With so many recent headlines about robots replacing workers, what we are about to say might surprise you. The power industry, even as it builds out a smarter—and yes, more automated—grid, needs more people. We are aggressively searching for qualified experts to replace a mass exodus of baby boomers.
This includes technicians who can oversee equipment in substations and power plants. It includes engineers who can plan and design the power system of tomorrow. And it especially includes more lineworkers, men and women who become heroes each time they quickly repair damaged infrastructure. Nearly half of the workers who do this latter job are expected to retire over the next few years.
These constitute good-paying, career-launching jobs that Americans are pressing their elected leaders to create more of. You would think, then, that these jobs would get snapped up quickly.
Yet in many cases new job postings remain open for months, if not indefinitely. There is no lack of interest. Plenty of applications come through. What is lacking is the number of applicants possessing the requisite qualifications. A U.S. Department of Energy analysis found that seven in 10 power industry firms were struggling to find candidates with necessary education, skills, and experience.
When it comes to smart grid technology, the gap between what the industry has and needs is closing quickly. But the same cannot be said about its workforce. The workforce we need is not coming. It will take decisive action to fill the estimated 1.5 million new energy positions coming by 2030. Otherwise the skills gap will only grow wider.
This challenge is many years in the making. In the decades after World War II, electric utility network underwent an aggressive expansion. Then, uncertainty set in. Power markets were restructured, regulations increased, and electrical demand growth rates slowed down. These factors and more contributed to stagnating investments in grid infrastructure throughout much of the 1980s and 1990s.
But that’s not all. Investments also lagged in the labor force. In the 1990s, power industry employment decreased, and in the 2000s, as hiring leveled off, training programs diminished, as well. Many universities even closed their power engineering programs.

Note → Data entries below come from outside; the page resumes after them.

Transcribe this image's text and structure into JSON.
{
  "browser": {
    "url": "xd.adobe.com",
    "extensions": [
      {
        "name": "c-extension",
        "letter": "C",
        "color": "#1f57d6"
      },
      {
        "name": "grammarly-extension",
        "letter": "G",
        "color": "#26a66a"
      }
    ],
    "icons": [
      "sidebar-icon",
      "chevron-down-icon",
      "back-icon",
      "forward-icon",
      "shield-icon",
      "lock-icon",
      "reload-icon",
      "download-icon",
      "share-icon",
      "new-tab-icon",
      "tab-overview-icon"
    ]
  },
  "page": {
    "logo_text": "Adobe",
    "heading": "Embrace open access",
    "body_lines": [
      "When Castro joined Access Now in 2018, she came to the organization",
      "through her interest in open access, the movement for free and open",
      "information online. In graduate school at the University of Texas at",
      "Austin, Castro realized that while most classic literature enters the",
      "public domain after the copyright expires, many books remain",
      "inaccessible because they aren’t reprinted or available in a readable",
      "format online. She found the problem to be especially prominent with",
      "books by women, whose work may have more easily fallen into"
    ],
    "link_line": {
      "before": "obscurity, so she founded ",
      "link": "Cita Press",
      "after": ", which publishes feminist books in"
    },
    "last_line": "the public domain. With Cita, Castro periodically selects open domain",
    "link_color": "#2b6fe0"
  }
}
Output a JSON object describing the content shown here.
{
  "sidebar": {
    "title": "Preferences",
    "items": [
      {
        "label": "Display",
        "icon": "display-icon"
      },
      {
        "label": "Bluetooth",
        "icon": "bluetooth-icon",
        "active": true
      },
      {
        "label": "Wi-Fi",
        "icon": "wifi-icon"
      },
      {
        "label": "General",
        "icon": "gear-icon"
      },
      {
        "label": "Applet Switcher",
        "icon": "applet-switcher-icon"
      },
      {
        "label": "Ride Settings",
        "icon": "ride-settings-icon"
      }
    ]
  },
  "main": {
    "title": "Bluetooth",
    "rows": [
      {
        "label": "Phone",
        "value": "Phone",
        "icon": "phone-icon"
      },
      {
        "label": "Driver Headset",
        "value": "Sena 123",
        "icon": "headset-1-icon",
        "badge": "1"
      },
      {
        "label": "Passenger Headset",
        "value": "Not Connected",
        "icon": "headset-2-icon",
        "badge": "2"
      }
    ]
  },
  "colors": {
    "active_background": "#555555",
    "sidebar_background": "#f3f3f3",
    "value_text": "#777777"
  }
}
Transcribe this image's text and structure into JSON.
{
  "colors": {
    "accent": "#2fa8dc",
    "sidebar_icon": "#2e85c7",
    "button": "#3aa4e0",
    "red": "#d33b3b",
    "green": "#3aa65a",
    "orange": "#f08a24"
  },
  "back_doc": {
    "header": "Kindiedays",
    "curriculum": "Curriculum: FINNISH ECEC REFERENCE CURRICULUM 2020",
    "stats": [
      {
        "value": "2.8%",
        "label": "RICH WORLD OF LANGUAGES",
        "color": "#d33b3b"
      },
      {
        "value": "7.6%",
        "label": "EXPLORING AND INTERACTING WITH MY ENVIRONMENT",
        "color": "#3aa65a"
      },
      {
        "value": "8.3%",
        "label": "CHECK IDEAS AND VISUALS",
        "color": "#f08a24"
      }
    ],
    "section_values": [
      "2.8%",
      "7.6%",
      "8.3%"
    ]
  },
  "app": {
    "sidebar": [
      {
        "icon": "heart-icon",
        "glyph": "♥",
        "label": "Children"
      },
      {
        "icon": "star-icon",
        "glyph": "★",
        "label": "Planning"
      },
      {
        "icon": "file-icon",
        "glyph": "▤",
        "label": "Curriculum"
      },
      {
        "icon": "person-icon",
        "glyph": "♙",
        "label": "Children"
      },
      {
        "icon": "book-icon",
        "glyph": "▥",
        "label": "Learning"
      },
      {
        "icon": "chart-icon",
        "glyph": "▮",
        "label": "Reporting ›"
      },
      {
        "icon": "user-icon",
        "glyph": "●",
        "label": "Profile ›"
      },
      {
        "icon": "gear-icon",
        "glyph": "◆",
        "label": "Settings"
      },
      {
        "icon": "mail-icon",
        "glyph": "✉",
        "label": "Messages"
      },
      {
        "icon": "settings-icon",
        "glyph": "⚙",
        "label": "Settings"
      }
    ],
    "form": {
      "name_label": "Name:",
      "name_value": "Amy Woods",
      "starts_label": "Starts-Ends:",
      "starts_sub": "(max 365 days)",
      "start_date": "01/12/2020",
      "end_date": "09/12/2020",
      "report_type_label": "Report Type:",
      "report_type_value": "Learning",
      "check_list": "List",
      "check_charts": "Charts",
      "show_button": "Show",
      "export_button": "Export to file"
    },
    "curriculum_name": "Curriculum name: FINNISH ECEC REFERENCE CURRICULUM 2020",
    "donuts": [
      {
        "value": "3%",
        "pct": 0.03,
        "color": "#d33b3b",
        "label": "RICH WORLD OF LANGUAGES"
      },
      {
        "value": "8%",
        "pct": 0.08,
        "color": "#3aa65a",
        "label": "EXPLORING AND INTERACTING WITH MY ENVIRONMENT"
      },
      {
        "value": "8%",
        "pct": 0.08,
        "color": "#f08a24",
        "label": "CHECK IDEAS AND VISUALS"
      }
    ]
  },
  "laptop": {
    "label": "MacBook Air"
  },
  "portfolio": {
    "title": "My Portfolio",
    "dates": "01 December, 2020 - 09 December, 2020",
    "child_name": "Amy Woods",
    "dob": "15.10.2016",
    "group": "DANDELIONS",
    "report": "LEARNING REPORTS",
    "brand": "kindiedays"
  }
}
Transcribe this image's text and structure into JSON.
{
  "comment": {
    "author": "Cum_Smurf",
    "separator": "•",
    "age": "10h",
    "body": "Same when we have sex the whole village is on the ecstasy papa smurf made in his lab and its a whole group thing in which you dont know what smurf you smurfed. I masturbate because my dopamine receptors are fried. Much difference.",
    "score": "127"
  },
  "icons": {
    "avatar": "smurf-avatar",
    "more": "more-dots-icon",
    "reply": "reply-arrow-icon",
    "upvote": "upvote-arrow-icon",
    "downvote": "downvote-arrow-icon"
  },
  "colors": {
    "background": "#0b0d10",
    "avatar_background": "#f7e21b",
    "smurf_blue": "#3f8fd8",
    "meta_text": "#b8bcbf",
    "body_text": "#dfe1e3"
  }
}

Partly as a result of this, the industry’s workforce development initiatives are now lagging precisely as a new era of power grid reinvestment requires something akin to a doubling down. Over the next 10 years, an estimated $757 billion — 268 percent more than was spent in the prior two decades — will be put towards grid infrastructure. We are not just talking about replacing aging assets, making an old system new. We are talking about making the 21st century grid a profoundly different machine than its predecessor. The shift towards renewable energy and the incorporation of digital technologies required to manage them are now working together to create a grid that is much more complex to manage and operate.
From a workforce perspective, this means that today’s power industry jobs are the same as the old ones in name only. The industry, in turn, is struggling to find workers with comparable skills to the men and women who need to be replaced — when, in reality, new workers will need to have an even higher level of technical know-how.
Today’s workers need to fully understand the structure of the existing grid, designed 50 to 80 years ago. But it’s not so they can manage this system; it’s so they can change it. Their task will be to apply their knowledge of smart technologies to guide the power industry into the future. This is why a background in information technology systems and digital infrastructure — skills that have not been prominently featured in technical training programs — are becoming essential.
The question is: How can industry help more Americans develop these skills?
First, utilities, technology providers, government, and universities must come together to make important investments in training. There are proven efforts to build on. Our organizations — one a utility, the other a technology provider — forged an ongoing partnership that has trained more than 2,000 engineers since 1970. Now is the right moment for industry-wide expansions of such efforts, as well as for industry-wide recognition that current training programs are in need of significant revision.
So, second, new and existing training programs must be focused not only where the industry is today, but where it will be 10 or 20 years from now. Our training program, for instance, has evolved to incorporate new distributed energy systems, smart grid technology, and solar generation.
Furthermore, it has never been more important to provide classroom and hands-on training. Per the latter goal, there are some great tools already available; the industry just has to take full advantage of them. Simulated computer programs, for example, can help students master software applications. Students also can learn how to use operating equipment in virtual settings that reduce the risk of injury or service disruptions.
Third, the power industry, and industry at large, should recognize that proactively developing workers is important not just to themselves, but to the country. Throughout the industrial world, more repetitive tasks —the jobs of the past — are indeed being automated. At the same time, opportunities are being created for workers possessing new skills.
Ultimately then, what could really benefit many job seekers, as much as more jobs to apply for, is training for jobs that already exist. The power grid is getting smarter. Yet it will never be smart enough to run without workers who can manage it.
About the authors: Kevin Yates is the President of Siemens Energy Management Division in North America.
William Winters is Chief Electrical Engineer at Con Edison.